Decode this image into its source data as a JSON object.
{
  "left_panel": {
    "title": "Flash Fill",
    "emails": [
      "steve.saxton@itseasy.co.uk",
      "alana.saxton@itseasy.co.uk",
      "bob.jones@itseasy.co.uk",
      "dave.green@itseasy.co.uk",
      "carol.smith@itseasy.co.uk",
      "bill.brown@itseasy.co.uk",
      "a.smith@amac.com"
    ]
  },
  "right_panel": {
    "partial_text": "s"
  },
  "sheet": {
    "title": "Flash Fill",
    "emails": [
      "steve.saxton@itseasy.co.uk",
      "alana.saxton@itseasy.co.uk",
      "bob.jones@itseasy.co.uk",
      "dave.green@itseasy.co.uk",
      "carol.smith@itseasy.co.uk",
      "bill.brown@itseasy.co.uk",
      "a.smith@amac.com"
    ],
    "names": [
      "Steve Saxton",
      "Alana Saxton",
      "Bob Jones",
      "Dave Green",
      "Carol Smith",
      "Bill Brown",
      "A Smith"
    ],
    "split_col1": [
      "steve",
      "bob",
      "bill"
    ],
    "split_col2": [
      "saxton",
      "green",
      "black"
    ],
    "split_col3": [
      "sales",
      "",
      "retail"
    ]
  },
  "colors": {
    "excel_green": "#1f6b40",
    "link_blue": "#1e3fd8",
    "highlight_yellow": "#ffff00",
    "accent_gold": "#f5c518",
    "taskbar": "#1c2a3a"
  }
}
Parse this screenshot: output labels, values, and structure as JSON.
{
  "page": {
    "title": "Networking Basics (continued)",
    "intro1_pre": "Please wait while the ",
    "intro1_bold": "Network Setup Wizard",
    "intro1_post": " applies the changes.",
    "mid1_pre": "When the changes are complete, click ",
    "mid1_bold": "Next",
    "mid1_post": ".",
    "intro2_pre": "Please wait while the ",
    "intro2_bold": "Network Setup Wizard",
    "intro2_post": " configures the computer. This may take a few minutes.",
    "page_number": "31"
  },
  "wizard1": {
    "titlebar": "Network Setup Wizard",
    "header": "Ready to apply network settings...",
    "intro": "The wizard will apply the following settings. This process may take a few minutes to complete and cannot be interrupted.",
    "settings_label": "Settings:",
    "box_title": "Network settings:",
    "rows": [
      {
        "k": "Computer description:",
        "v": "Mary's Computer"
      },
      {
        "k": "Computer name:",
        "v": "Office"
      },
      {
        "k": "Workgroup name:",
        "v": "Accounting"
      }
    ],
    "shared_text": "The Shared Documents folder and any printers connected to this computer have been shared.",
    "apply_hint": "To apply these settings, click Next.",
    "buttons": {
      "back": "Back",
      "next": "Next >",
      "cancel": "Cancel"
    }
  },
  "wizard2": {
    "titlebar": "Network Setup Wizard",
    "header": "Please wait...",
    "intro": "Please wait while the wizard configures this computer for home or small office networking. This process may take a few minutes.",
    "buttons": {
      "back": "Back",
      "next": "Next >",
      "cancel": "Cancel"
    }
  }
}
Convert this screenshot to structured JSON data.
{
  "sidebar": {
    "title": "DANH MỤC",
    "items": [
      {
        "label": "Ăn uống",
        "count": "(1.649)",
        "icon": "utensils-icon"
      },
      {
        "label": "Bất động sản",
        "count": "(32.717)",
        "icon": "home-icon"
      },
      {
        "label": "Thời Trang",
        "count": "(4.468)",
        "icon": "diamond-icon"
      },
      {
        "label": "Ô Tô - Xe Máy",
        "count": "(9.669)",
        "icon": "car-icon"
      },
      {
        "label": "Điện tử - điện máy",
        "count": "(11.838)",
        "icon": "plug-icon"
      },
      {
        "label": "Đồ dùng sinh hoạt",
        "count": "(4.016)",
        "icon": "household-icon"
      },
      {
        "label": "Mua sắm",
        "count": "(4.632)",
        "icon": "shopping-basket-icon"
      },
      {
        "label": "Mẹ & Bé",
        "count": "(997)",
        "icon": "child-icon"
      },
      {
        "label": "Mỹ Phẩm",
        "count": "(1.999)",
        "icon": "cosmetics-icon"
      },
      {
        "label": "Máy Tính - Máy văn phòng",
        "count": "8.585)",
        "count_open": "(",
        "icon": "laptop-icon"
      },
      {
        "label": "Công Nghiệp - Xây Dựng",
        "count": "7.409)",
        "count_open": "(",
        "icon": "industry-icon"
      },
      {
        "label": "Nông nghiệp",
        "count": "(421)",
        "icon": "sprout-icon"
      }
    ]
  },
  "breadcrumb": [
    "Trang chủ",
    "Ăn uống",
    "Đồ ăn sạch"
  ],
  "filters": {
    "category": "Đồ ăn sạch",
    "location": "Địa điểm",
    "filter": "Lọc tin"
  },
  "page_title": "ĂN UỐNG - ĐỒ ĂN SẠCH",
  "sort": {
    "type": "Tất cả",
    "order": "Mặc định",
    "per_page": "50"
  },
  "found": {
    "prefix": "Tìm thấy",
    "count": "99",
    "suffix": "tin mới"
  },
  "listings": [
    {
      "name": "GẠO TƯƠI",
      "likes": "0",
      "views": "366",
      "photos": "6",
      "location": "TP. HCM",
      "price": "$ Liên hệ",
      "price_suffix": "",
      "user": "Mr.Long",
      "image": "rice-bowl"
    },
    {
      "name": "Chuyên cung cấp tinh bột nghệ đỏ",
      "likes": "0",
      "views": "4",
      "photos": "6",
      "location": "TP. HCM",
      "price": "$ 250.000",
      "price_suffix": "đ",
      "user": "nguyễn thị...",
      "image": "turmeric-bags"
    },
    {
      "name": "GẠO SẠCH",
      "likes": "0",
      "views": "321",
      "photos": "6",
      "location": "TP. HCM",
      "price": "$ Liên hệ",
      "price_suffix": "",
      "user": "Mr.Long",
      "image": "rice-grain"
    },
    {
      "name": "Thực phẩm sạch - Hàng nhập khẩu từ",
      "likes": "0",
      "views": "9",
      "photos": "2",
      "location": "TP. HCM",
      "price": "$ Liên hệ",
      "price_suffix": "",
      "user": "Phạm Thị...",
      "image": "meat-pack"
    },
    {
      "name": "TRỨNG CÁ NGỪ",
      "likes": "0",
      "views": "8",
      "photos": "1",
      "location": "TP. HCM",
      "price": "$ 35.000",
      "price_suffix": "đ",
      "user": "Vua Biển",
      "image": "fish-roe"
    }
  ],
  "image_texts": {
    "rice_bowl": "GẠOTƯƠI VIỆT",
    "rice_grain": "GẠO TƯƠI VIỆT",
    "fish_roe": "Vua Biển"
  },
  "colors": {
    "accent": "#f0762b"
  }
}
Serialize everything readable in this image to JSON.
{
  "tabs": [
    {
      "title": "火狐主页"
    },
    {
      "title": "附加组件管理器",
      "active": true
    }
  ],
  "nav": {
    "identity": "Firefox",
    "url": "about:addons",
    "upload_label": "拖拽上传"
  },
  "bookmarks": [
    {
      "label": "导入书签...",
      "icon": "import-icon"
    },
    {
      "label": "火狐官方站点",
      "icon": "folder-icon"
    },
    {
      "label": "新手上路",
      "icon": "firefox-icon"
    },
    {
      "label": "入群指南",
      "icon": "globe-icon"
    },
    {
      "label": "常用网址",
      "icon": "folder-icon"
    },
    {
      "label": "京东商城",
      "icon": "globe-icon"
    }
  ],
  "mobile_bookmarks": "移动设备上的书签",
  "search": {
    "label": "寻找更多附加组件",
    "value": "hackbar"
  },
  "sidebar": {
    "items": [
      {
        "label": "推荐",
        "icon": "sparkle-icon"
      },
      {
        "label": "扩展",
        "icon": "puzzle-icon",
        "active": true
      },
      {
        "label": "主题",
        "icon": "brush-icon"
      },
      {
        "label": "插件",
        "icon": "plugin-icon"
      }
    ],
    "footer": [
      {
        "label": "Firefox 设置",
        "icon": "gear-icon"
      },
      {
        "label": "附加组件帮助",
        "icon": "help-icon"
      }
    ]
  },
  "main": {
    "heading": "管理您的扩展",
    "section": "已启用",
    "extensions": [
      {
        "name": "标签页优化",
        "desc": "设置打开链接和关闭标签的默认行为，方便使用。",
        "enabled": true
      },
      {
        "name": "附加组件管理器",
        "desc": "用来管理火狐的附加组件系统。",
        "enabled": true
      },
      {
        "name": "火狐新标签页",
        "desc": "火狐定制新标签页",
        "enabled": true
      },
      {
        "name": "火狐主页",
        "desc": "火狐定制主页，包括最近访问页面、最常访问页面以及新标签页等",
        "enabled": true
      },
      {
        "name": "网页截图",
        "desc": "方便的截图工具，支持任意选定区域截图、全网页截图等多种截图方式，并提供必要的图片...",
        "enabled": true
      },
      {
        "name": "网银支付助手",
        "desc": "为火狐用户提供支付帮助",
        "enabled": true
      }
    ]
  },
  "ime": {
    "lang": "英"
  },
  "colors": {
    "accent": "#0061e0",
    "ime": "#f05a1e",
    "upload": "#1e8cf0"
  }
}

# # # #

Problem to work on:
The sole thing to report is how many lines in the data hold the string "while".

Exercise result:
3